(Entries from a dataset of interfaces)
--- START ---
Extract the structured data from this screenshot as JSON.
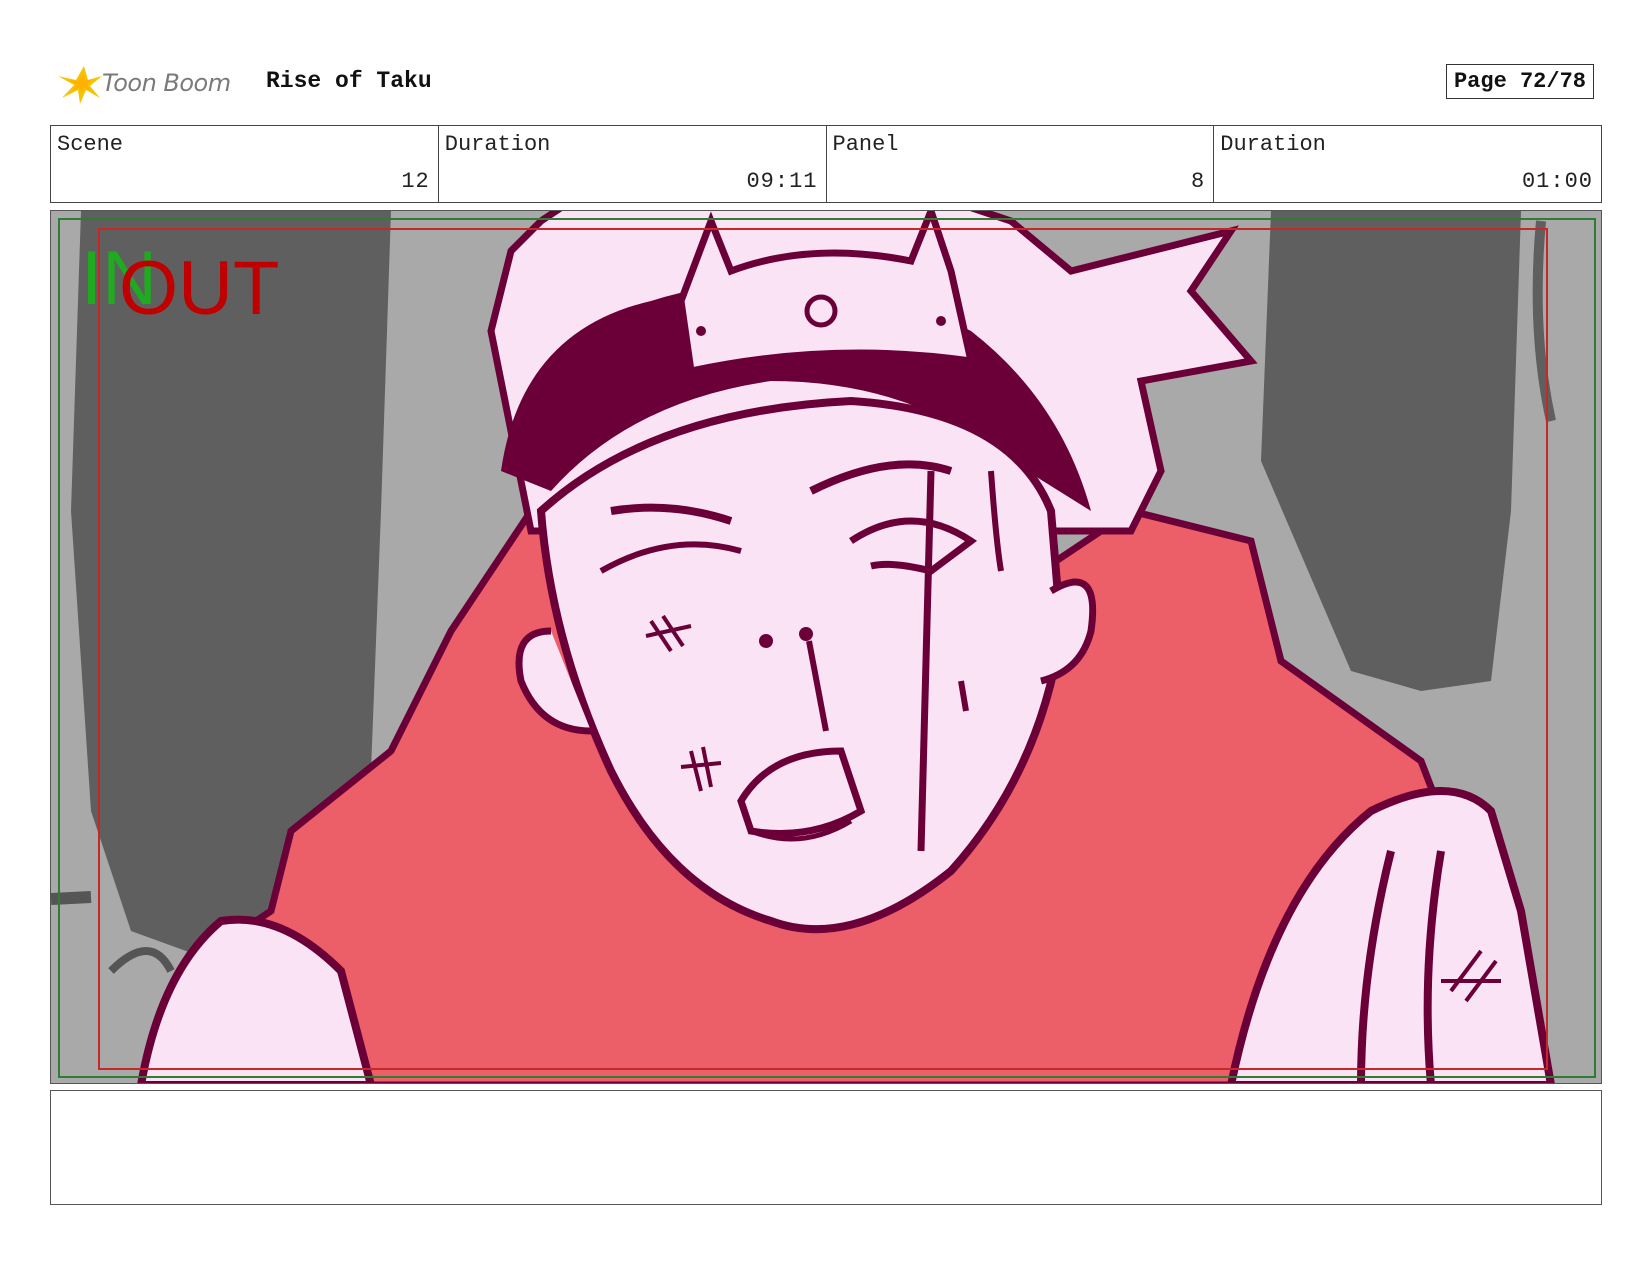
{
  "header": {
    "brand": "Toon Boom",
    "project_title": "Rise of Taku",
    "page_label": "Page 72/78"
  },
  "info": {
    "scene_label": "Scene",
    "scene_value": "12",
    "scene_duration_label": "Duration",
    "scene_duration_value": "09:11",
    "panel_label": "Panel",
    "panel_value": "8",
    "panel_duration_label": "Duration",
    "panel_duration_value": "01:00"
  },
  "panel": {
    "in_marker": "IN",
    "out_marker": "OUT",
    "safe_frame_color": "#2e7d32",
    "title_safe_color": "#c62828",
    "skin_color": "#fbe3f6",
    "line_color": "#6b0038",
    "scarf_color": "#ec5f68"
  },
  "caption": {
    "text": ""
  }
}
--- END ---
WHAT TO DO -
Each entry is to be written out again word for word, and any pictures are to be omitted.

ANSWER TO THIS EXERCISE -
Extract the structured data from this screenshot as JSON.
{
  "header": {
    "brand": "Toon Boom",
    "project_title": "Rise of Taku",
    "page_label": "Page 72/78"
  },
  "info": {
    "scene_label": "Scene",
    "scene_value": "12",
    "scene_duration_label": "Duration",
    "scene_duration_value": "09:11",
    "panel_label": "Panel",
    "panel_value": "8",
    "panel_duration_label": "Duration",
    "panel_duration_value": "01:00"
  },
  "panel": {
    "in_marker": "IN",
    "out_marker": "OUT",
    "safe_frame_color": "#2e7d32",
    "title_safe_color": "#c62828",
    "skin_color": "#fbe3f6",
    "line_color": "#6b0038",
    "scarf_color": "#ec5f68"
  },
  "caption": {
    "text": ""
  }
}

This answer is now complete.